Art History and Fine Arts

New Lessons in Art History from Alumnus Sultan Sooud Al-Qassemi


Sultan.jpgA new semester means new opportunities for students to explore the diverse subjects on offer as part of AUP’s global liberal arts curriculum. This Fall semester, we are thrilled to welcome alumnus Sultan Sooud Al-Qassemi ’98 back to Paris to teach a course on the Politics of Modern Middle Eastern Art. 

“It’s sort of a homecoming for me,” explains Al-Qassemi, back on campus to prepare for the start of the semester. The class – developed by Al-Qassemi for NYU, though he has also taught it at Yale, Georgetown and Boston College – covers the interplay between artistic and political movements in the Middle East and North Africa, beginning in the early 20th century. “We survey the region’s history with regards to art,” explains Al-Qassemi. “We stop at major events across the 20th century, from independence movements to the creation of Israel, to the creation of the Republic of Turkey after World War One." 

Teaching this class is of a particular importance to Al-Qassemi, given that there has historically been relatively little opportunity to study Middle Eastern art at a university level; he cites just two other institutions offering similar courses today. “All of the information I have acquired has been over the past two decades, since graduation,” he explains. “There was nowhere to learn it when I was a student!” His interest in the subject was instead sparked by visits to Paris’s Institute of the Arab World while a student at AUP. “I’d never seen the Arab world presented holistically before,” he explains. “I must have been two dozen times as a student.” 

After graduating with a degree in International Business Administration and Economics, Al-Qassemi embarked on a business career and began to collect Middle Eastern art. Ten years ago, he established the Barjeel Art Foundation, an independent initiative based in his home country of the United Arab Emirates. The foundation works to manage, preserve and exhibit modern and contemporary Arab art and has also published 16 books, which serve as a rich resource base for students taking the class. 

“The class is not just about fine arts like painting and sculpture,” Al-Qassemi continues. “We also look at film, poetry, monuments and music.” One example is an Algerian monument designed by Paul Landowski – the sculptor best known for the Christ the Redeemer statue in Rio de Janeiro. The monument, originally known in French as “Le Pavois,” was erected in Algiers in 1928 to commemorate French soldiers who died in the First World War. After the Algerian War of Independence, the new government commissioned Algerian artist M'hamed Issiakhem to redesign the sculpture, who encased the original monument in a stone sarcophagus emblazoned with hands breaking free of chains.

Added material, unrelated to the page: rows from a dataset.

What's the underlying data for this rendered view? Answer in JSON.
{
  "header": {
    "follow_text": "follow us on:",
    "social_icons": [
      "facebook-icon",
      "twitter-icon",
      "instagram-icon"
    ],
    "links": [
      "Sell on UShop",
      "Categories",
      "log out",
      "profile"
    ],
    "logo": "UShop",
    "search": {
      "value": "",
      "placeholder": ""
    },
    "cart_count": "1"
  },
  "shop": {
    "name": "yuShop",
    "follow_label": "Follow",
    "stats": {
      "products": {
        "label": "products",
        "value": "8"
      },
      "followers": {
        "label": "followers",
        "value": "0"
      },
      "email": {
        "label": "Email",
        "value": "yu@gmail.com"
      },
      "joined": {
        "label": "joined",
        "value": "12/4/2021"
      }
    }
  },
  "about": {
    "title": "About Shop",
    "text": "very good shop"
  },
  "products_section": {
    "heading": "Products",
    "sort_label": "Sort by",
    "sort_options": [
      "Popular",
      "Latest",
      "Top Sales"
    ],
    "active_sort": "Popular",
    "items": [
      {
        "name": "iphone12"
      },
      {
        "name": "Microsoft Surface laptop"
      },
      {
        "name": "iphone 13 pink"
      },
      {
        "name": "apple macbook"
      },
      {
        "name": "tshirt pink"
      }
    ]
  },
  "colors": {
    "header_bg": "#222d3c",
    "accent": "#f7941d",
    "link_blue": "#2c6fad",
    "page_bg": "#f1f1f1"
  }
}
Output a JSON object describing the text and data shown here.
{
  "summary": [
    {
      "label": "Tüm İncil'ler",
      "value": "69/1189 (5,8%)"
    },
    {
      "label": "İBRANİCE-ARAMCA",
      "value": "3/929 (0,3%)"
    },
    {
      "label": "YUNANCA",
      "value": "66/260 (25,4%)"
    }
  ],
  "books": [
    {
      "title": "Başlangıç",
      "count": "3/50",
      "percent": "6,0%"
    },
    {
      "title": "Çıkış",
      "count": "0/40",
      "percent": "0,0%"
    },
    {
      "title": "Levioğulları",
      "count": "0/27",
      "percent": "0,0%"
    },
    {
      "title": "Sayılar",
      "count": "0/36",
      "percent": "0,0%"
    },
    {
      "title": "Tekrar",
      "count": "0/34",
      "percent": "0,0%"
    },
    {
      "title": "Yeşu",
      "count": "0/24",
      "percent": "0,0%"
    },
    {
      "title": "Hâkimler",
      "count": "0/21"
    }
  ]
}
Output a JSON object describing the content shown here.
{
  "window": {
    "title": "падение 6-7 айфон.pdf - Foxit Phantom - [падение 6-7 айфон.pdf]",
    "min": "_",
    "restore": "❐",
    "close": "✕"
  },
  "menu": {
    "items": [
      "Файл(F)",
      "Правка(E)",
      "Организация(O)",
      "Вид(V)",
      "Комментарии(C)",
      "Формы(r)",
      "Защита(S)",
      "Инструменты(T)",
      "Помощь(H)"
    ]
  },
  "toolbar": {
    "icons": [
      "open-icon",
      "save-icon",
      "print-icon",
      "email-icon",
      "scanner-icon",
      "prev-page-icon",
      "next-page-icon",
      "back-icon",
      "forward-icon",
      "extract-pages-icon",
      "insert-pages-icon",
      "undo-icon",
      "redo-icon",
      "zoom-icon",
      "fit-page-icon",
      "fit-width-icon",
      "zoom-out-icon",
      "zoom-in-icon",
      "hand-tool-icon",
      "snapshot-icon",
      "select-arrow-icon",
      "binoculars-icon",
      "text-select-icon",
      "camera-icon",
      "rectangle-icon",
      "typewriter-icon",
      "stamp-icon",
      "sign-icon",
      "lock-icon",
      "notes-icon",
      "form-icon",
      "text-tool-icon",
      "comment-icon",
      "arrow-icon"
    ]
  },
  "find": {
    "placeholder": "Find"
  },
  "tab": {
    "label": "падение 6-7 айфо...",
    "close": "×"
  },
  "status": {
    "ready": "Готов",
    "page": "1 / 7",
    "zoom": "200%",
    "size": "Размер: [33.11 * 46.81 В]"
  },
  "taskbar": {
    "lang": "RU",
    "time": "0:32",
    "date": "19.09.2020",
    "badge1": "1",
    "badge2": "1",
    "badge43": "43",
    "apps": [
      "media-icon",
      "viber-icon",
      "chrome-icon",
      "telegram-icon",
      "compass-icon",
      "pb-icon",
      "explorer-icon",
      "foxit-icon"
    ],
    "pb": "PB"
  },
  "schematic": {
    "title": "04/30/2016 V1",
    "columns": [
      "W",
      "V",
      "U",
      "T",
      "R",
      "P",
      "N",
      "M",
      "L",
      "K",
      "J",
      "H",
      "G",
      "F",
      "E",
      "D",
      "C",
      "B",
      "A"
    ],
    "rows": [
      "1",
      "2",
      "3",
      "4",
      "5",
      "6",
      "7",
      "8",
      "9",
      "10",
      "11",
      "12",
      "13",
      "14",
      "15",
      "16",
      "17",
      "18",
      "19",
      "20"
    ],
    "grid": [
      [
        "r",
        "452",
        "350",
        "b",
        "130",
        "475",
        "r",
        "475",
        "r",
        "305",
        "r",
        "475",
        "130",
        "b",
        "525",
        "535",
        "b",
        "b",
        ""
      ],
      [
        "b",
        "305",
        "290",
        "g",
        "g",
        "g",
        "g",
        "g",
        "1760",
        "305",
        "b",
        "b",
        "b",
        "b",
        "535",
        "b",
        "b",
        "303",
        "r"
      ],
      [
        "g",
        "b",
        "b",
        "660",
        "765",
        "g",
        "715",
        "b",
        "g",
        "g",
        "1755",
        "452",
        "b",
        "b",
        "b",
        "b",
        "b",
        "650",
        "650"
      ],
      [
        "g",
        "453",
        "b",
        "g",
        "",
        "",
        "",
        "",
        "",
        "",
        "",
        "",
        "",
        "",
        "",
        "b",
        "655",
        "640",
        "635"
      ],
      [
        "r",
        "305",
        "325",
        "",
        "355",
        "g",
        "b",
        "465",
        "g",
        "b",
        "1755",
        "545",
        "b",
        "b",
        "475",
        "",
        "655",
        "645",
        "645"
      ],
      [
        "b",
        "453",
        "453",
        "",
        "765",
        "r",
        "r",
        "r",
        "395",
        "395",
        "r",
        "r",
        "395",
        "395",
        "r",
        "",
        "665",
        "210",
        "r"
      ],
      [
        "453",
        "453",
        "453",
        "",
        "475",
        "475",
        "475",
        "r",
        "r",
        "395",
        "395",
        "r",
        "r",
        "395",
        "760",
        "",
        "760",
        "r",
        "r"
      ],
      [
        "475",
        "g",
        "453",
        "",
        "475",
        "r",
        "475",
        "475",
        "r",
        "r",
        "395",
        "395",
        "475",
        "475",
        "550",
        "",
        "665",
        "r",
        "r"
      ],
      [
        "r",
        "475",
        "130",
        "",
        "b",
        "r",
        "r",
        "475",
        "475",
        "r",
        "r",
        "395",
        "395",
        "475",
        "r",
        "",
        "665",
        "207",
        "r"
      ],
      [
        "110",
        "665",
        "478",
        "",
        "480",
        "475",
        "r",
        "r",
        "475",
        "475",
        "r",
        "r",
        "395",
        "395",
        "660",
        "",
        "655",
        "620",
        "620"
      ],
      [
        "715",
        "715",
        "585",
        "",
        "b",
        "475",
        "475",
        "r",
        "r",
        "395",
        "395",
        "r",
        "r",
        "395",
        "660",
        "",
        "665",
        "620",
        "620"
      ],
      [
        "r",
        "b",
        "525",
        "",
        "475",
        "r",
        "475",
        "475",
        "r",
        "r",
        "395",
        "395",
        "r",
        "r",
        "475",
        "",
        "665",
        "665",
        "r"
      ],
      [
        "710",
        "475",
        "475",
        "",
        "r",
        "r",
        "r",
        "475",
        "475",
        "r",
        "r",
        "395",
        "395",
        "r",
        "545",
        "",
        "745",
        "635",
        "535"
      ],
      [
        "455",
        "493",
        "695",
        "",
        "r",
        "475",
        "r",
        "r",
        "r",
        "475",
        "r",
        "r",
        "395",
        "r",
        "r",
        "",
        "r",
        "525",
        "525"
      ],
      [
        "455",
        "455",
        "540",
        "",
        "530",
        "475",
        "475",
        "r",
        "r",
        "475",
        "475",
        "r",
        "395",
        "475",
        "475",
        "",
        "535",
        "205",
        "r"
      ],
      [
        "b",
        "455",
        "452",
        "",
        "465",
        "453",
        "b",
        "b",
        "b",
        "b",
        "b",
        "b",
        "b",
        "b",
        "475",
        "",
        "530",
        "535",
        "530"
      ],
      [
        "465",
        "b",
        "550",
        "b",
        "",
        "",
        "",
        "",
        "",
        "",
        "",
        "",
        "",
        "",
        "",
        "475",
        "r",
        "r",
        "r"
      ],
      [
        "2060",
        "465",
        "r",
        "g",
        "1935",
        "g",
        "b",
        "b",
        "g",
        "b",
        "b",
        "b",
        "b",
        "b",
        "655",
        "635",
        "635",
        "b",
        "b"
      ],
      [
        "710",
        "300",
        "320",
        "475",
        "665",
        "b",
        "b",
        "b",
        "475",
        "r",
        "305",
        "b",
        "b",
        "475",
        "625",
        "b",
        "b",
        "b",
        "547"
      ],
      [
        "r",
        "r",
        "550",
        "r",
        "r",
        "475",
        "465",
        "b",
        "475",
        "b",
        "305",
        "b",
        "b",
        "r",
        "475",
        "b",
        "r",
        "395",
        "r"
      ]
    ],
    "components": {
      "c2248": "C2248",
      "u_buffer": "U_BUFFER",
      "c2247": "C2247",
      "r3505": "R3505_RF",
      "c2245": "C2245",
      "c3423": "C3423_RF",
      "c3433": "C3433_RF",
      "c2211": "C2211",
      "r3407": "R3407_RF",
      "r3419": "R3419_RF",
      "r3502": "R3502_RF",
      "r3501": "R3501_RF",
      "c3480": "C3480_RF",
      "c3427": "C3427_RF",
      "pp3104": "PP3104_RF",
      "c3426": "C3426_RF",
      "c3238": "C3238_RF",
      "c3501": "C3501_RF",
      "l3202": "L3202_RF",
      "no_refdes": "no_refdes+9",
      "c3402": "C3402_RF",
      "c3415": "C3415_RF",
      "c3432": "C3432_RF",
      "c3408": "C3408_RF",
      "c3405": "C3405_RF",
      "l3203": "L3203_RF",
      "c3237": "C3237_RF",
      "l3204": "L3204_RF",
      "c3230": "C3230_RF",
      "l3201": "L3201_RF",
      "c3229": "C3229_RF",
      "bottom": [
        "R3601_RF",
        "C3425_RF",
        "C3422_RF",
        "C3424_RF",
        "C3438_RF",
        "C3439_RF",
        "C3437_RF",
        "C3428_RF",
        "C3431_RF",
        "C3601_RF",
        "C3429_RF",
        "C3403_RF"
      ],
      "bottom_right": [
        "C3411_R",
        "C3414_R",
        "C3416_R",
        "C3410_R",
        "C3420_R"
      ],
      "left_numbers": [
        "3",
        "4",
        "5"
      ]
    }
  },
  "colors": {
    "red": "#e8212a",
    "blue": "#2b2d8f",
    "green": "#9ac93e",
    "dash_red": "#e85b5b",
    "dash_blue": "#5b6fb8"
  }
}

This interplay between art, politics and history provides the backdrop to many of the cultural artifacts studied in the course. 

In line with AUP’s global liberal arts curriculum, the course will also offer weekly excursions to museums and exhibitions throughout Paris. Al-Qassemi’s art world background has also allowed him to develop an extensive network of collectors, artists and scholars. “As part of the class we invite these experts to speak to students, so students have direct access to institutions,” he explains. As well as organizing guest speakers in class, Al-Qassemi has invited his contacts to give talks known as majlis – an Arabic word meaning “council.” These events – which, in 2020, will take place online – give students the opportunity to engage directly with speakers through intimate Q&A sessions. “Students are very much at the center of these talks,” explains Al-Qassemi. 

For more information about the Politics of Middle Eastern Art class, including the full curriculum, visit our course catalog.